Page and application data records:
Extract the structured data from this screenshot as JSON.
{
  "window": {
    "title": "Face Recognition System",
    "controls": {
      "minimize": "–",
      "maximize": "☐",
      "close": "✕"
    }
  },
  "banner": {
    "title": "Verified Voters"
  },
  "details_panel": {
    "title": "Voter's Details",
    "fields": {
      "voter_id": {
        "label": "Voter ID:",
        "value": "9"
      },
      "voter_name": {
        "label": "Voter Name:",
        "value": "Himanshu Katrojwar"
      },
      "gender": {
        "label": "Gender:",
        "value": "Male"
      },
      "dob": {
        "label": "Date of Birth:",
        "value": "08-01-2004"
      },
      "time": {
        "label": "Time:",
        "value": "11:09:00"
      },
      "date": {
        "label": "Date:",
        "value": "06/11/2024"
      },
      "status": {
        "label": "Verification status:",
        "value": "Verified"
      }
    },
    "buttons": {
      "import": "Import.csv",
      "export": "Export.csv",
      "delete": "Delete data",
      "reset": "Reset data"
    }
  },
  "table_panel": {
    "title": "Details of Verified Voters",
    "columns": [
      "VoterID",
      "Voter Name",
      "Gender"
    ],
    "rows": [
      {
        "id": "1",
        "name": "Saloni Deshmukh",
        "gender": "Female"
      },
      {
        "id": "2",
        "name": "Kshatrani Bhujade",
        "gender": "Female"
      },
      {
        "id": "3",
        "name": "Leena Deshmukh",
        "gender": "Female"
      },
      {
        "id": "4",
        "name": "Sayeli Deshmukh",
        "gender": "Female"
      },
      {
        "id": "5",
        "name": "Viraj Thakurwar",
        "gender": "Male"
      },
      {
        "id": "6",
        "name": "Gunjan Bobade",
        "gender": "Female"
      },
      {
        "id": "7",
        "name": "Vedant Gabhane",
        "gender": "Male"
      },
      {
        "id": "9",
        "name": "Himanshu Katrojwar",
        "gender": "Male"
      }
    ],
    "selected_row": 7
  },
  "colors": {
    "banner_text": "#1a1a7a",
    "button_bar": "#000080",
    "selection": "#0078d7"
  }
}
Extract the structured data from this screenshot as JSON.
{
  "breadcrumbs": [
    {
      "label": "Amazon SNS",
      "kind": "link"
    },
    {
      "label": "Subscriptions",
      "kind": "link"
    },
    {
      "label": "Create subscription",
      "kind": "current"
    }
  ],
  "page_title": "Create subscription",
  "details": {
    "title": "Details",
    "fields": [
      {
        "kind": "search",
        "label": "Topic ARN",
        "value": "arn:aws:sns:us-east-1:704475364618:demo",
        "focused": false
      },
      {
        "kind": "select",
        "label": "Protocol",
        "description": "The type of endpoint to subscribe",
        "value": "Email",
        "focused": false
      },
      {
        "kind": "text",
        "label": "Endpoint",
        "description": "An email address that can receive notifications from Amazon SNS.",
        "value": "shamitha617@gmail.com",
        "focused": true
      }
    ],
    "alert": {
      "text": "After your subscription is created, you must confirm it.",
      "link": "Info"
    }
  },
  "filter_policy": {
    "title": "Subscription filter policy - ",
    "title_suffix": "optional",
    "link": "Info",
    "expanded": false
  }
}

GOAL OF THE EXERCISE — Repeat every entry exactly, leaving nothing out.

ANSWER TO THIS EXERCISE —
Extract the structured data from this screenshot as JSON.
{
  "window": {
    "title": "Face Recognition System",
    "controls": {
      "minimize": "–",
      "maximize": "☐",
      "close": "✕"
    }
  },
  "banner": {
    "title": "Verified Voters"
  },
  "details_panel": {
    "title": "Voter's Details",
    "fields": {
      "voter_id": {
        "label": "Voter ID:",
        "value": "9"
      },
      "voter_name": {
        "label": "Voter Name:",
        "value": "Himanshu Katrojwar"
      },
      "gender": {
        "label": "Gender:",
        "value": "Male"
      },
      "dob": {
        "label": "Date of Birth:",
        "value": "08-01-2004"
      },
      "time": {
        "label": "Time:",
        "value": "11:09:00"
      },
      "date": {
        "label": "Date:",
        "value": "06/11/2024"
      },
      "status": {
        "label": "Verification status:",
        "value": "Verified"
      }
    },
    "buttons": {
      "import": "Import.csv",
      "export": "Export.csv",
      "delete": "Delete data",
      "reset": "Reset data"
    }
  },
  "table_panel": {
    "title": "Details of Verified Voters",
    "columns": [
      "VoterID",
      "Voter Name",
      "Gender"
    ],
    "rows": [
      {
        "id": "1",
        "name": "Saloni Deshmukh",
        "gender": "Female"
      },
      {
        "id": "2",
        "name": "Kshatrani Bhujade",
        "gender": "Female"
      },
      {
        "id": "3",
        "name": "Leena Deshmukh",
        "gender": "Female"
      },
      {
        "id": "4",
        "name": "Sayeli Deshmukh",
        "gender": "Female"
      },
      {
        "id": "5",
        "name": "Viraj Thakurwar",
        "gender": "Male"
      },
      {
        "id": "6",
        "name": "Gunjan Bobade",
        "gender": "Female"
      },
      {
        "id": "7",
        "name": "Vedant Gabhane",
        "gender": "Male"
      },
      {
        "id": "9",
        "name": "Himanshu Katrojwar",
        "gender": "Male"
      }
    ],
    "selected_row": 7
  },
  "colors": {
    "banner_text": "#1a1a7a",
    "button_bar": "#000080",
    "selection": "#0078d7"
  }
}
Extract the structured data from this screenshot as JSON.
{
  "breadcrumbs": [
    {
      "label": "Amazon SNS",
      "kind": "link"
    },
    {
      "label": "Subscriptions",
      "kind": "link"
    },
    {
      "label": "Create subscription",
      "kind": "current"
    }
  ],
  "page_title": "Create subscription",
  "details": {
    "title": "Details",
    "fields": [
      {
        "kind": "search",
        "label": "Topic ARN",
        "value": "arn:aws:sns:us-east-1:704475364618:demo",
        "focused": false
      },
      {
        "kind": "select",
        "label": "Protocol",
        "description": "The type of endpoint to subscribe",
        "value": "Email",
        "focused": false
      },
      {
        "kind": "text",
        "label": "Endpoint",
        "description": "An email address that can receive notifications from Amazon SNS.",
        "value": "shamitha617@gmail.com",
        "focused": true
      }
    ],
    "alert": {
      "text": "After your subscription is created, you must confirm it.",
      "link": "Info"
    }
  },
  "filter_policy": {
    "title": "Subscription filter policy - ",
    "title_suffix": "optional",
    "link": "Info",
    "expanded": false
  }
}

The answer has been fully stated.